Montse logs-in to the MG app, navigates to the BG measurement screen measures and enters her BG level. In the last 3 days, BG levels have been normal. The MG system detects this compliance pattern and acknowledges Montse’s good BG measurement compliancy with the following message: “Congratulations, you are following recommendations about blood glucose monitoring very well.”
The building is quite massive and she has flaky wireless internet coverage. However, when she goes online the blood glucose and compliancy data is also stored into the PHR.
- Low compliance detection:
A week passed. During this week, Montse is working on an important report. As a result she sometimes forgets to monitor BG. Additionally, she indicated already once that she did not follow diet prescriptions. Today she is having lunch at the park and she takes out her smartphone to measure BG data and enter diet information.
Montse logs-in to the MG app, she navigates to the diet page and indicates she did not eat according to her diet prescriptions. She navigates to the BG measurement page and enters her BG, which is 115 and is normal. The MG system detects a non-compliancy pattern with two times in 3 days that Montse didn't comply with diet and didn't report several BG measurements during those 3 days. MG notifies the care provider on the situation.

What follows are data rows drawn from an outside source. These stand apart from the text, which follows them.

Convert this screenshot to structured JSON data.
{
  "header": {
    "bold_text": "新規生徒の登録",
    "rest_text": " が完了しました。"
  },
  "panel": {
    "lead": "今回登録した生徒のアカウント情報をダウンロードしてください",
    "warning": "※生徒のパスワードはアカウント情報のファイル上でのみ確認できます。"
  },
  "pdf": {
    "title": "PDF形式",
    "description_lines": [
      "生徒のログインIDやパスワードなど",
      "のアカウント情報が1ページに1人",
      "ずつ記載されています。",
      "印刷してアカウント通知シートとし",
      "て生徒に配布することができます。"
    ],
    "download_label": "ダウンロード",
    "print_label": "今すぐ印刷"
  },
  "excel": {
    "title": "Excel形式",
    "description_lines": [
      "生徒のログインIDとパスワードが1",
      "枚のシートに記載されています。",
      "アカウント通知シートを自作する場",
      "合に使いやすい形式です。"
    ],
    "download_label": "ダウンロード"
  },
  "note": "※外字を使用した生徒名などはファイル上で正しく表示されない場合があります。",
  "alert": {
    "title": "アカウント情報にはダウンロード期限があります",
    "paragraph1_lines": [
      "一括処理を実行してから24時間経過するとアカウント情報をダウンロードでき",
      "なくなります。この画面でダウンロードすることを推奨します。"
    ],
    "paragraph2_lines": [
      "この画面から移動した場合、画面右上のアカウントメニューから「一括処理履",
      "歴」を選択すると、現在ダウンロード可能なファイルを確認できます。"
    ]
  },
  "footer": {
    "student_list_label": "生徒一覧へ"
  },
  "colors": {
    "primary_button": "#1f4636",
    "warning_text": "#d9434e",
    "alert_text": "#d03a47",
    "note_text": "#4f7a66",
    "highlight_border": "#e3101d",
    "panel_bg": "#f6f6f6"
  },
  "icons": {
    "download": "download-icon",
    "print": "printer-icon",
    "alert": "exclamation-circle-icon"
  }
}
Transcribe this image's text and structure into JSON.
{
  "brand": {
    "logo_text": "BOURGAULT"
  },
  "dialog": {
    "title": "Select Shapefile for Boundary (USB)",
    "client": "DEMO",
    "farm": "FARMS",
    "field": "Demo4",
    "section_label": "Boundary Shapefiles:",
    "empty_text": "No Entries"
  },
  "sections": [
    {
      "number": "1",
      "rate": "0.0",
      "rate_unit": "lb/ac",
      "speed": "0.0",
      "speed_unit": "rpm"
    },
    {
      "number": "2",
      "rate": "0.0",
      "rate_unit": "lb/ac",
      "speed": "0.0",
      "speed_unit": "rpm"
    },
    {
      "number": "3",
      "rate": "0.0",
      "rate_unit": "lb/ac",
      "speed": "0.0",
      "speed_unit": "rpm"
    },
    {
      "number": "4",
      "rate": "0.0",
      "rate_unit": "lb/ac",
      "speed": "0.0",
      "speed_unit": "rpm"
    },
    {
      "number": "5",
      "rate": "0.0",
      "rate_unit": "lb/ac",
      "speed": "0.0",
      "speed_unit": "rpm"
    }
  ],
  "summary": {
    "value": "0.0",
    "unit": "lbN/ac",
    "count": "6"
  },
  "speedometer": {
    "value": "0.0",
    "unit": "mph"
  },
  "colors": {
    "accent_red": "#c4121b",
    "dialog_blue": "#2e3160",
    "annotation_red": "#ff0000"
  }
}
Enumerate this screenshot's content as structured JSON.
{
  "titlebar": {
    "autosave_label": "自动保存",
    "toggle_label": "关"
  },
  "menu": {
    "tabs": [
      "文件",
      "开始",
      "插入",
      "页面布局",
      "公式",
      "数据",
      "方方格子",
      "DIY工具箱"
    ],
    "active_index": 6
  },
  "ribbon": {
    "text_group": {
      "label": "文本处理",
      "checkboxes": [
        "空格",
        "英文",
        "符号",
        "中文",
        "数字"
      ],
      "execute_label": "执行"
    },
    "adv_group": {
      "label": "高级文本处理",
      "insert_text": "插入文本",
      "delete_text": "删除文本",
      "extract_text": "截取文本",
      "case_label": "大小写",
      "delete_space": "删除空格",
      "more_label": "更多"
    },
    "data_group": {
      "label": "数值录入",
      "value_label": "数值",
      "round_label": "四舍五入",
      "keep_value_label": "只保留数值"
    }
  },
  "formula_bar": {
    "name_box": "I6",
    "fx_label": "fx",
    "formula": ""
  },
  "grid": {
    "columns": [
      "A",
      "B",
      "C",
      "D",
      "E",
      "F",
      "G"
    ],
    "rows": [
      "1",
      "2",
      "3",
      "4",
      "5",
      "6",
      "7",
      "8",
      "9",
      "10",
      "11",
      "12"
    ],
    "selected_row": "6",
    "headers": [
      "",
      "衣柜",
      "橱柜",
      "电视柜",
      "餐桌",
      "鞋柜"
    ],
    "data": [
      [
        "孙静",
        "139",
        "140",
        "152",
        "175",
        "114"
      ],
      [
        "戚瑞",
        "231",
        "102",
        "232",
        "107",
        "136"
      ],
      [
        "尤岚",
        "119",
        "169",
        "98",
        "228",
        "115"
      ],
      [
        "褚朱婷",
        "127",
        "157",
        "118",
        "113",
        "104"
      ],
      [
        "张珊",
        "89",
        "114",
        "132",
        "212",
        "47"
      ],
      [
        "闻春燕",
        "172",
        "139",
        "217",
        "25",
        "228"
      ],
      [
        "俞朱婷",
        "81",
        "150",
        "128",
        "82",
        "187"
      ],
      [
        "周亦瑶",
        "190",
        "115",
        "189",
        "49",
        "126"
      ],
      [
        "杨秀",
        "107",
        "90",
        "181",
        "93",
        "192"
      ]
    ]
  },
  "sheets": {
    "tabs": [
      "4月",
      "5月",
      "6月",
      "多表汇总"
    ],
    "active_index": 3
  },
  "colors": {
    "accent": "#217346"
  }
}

In the hospital, during his inspection of his patients, Jim logs-in to the caregiver interface and opens Montse’s record and sees there is a recommendation asking for acknowledgement regarding the non-compliancy and suggesting that with a click of a button he can send Montse an educations reinforcement message. He reads the recommendation and decides to send the educational reinforcement message to Montse: “Remember that it is very important that you keep following diet recommendations and measuring blood glucose frequently”.
- High BG levels falsely detected:
The next morning Montse receives a recommendation at her specified breakfast notification time to measure her BG. She logs-in to the MG app and enters a 193 mg/dL glucose level. The system recognizes that this value is pretty high (compared to her previous measurements) and this might indicate a possible error in the entered value. The system asks Montse to re-enter her BG measurement.
Montse directly sees her mistake; she was a bit sleepy this morning and she by accident entered a wrong value. She wanted to input 93 mg/dL. Luckily she gets the opportunity to correct. The system recognizes this more likely value, which is within normal range. The correct data is stored in the PHR.
- Good metabolic control:
Montse recovered from a small period of non-compliancy. During the past month, she was very consistent in sending BG measurements. Because BG levels were normal along the period, the clinical context of good metabolic control is true for Montse. The system detects this context and sends a recommendation to the Jim to indicate that it might be possible to decrease the frequency of monitoring BG levels.
Jim logs-in the caregiver interface and looks at the received recommendation. He acknowledges the proposed changes in treatment. The MobiGuide system sends new projections to her mobile phone with the new scheduling.
After the mobile decision-support system analyzing it, Montse receives a message to indicate that her treatment is changed and that she can measure blood glucose levels twice a week instead of every day: “Your blood glucose levels show an appropriate glycemic control; you can reduce the number of daily measurements to measure blood glucose twice a week” (3-4 times a day but only twice a week).